"In January of '44, they selected 20 enlisted men to form what was called a test platoon," said Walter Morris, who joined the Army in 1943 and later the distinguished "Triple Nickel," the first all African-American Airborne unit.
"They were testing because there was thought that colored troops who did nothing but service duty (didn't) have the intestinal fortitude to jump out of a plane," he said. "And that was in doubt because it had never been done before."
Seventeen of the original 20 graduated as paratroopers in February that year, followed by six African-American officers, forming a new unit: the 555th Parachute Infantry Company.
"When we had the opportunity to become paratroopers, that lifted our morale and self-esteem because now we were paratroopers and not servants," said Morris, the first black enlisted man accepted for Airborne duty. "Then the Army opened the doors and invited all colored troops who wanted to volunteer ... and they came literally by the truckloads and went through the parachute training. There were so many enlisted men and officers volunteering that the company was deactivated and activated as a battalion."
With the Army still segregated, officials didn't want to send an all African-American unit to the European theater.
"So we were trained, but we had nowhere to go," Morris said. "That was when the Agriculture Department asked the Army if they could spare a few paratroopers to train them as smoke jumpers to combat the Japanese incendiary balloons that were flown over in the jet stream from Japan to the Pacific coast line.
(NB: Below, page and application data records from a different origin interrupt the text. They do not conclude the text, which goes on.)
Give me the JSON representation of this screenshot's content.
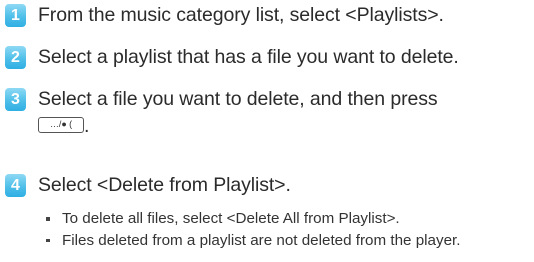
{
  "steps": [
    {
      "number": "1",
      "text": "From the music category list, select <Playlists>."
    },
    {
      "number": "2",
      "text": "Select a playlist that has a file you want to delete."
    },
    {
      "number": "3",
      "line1": "Select a file you want to delete, and then press",
      "button_label": "…/● (",
      "line2_suffix": "."
    },
    {
      "number": "4",
      "text": "Select <Delete from Playlist>."
    }
  ],
  "notes": [
    "To delete all files, select <Delete All from Playlist>.",
    "Files deleted from a playlist are not deleted from the player."
  ],
  "colors": {
    "badge": "#2eaee3",
    "text": "#2b2b2b"
  }
}
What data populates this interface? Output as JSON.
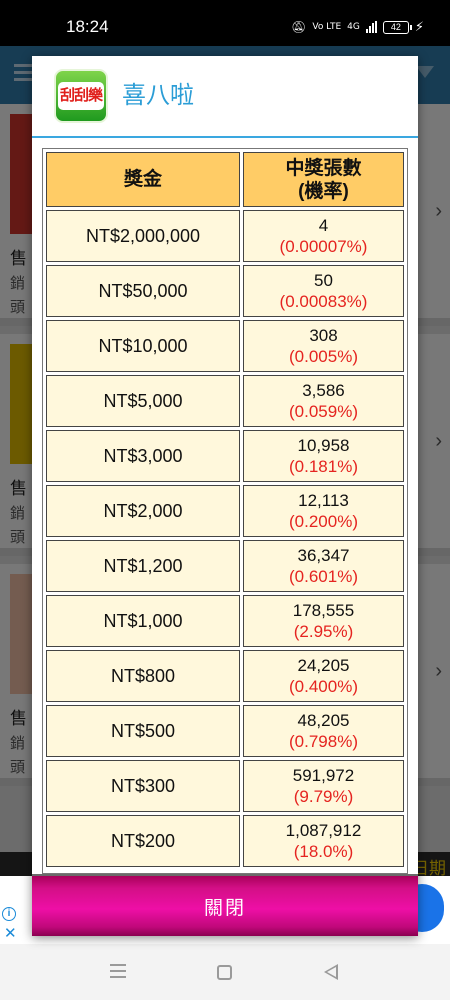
{
  "status_bar": {
    "time": "18:24",
    "network": "4G",
    "volte": "Vo LTE",
    "battery": "42"
  },
  "background": {
    "cards": [
      {
        "title": "售",
        "line1": "銷",
        "line2": "頭"
      },
      {
        "title": "售",
        "line1": "銷",
        "line2": "頭"
      },
      {
        "title": "售",
        "line1": "銷",
        "line2": "頭"
      }
    ],
    "footer_text": "日期"
  },
  "dialog": {
    "title": "喜八啦",
    "logo_text": "刮刮樂",
    "table": {
      "headers": {
        "prize": "獎金",
        "count_line1": "中獎張數",
        "count_line2": "(機率)"
      },
      "rows": [
        {
          "prize": "NT$2,000,000",
          "count": "4",
          "probability": "(0.00007%)"
        },
        {
          "prize": "NT$50,000",
          "count": "50",
          "probability": "(0.00083%)"
        },
        {
          "prize": "NT$10,000",
          "count": "308",
          "probability": "(0.005%)"
        },
        {
          "prize": "NT$5,000",
          "count": "3,586",
          "probability": "(0.059%)"
        },
        {
          "prize": "NT$3,000",
          "count": "10,958",
          "probability": "(0.181%)"
        },
        {
          "prize": "NT$2,000",
          "count": "12,113",
          "probability": "(0.200%)"
        },
        {
          "prize": "NT$1,200",
          "count": "36,347",
          "probability": "(0.601%)"
        },
        {
          "prize": "NT$1,000",
          "count": "178,555",
          "probability": "(2.95%)"
        },
        {
          "prize": "NT$800",
          "count": "24,205",
          "probability": "(0.400%)"
        },
        {
          "prize": "NT$500",
          "count": "48,205",
          "probability": "(0.798%)"
        },
        {
          "prize": "NT$300",
          "count": "591,972",
          "probability": "(9.79%)"
        },
        {
          "prize": "NT$200",
          "count": "1,087,912",
          "probability": "(18.0%)"
        }
      ]
    },
    "close_label": "關閉"
  },
  "colors": {
    "accent_blue": "#2b9dd6",
    "header_cell": "#ffcc66",
    "body_cell": "#fff8dc",
    "probability_red": "#e52420",
    "close_button": "#e00c98"
  }
}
So, the Army told the Agriculture Department they could have the whole battalion."
The covert Operation Firefly lasted throughout the summer of 1945, including 1,200 jumps on forest fires from Washington to California.
"We jumped in on 32 individual fires, most of them caused by lighting, some by the incendiary balloons, others by careless campers," Morris said.
Though their training base was in Oregon, the 89-year-old veteran considers Fort Benning home.
"That brought back memories," he said of the ceremony. "It's a warm feeling because this is our home, so to speak. It's always exciting to be invited here."